The jump will also allow scientists to collect data never before obtained for the advancement of medical science. Dr. Jonathan Clark, Red Bull Stratos medical director and crew surgeon for six shuttle flights, wants to explore the effects of acceleration to supersonic velocity on humans.
"We'll be setting new standards for aviation," he said. "Never before has anyone reached the speed of sound without being in an aircraft. The aim is to improve the safety for space professionals as well as potential space tourists."
For Baumgartner this project is much more than merely attempting to break another record. "This mission is all about pioneer work. Maybe one day people will look back and say it was Felix Baumgartner and the Red Bull Stratos team that helped to develop the suit that they're wearing in space.
"We want to do something for posterity."
Kittinger has been involved as an advisor to the Red Bull Stratos project from the very beginning and serves as Baumgartner's mentor.
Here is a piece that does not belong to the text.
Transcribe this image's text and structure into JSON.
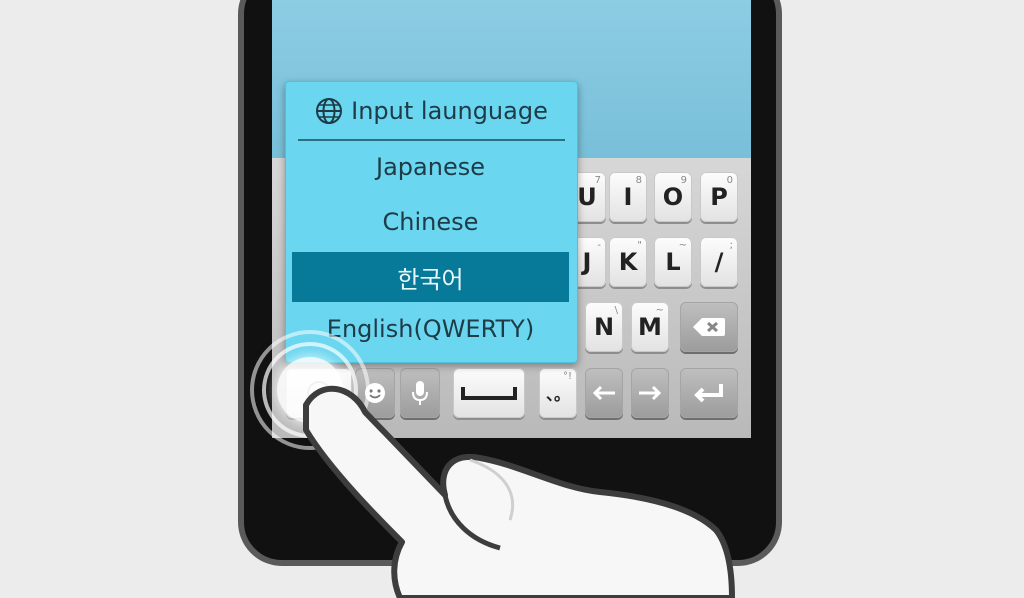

Weighing 2,900 pounds fully loaded, the capsule took five years to develop and will act as Baumgartner's life support system during his nearly three-hour ascent to 120,000 feet. It is a sealed capsule rather than the gondola used by Kittinger because according to the science team the additional altitude of the Red Bull Stratos mission means that there are exponentially greater hazards from exposure to freezing temperatures – as cold as minus 70°F - oxygen deprivation, and low air pressure. The sealed capsule will also offer a stable oxygenated and pressurized environment during the ascent.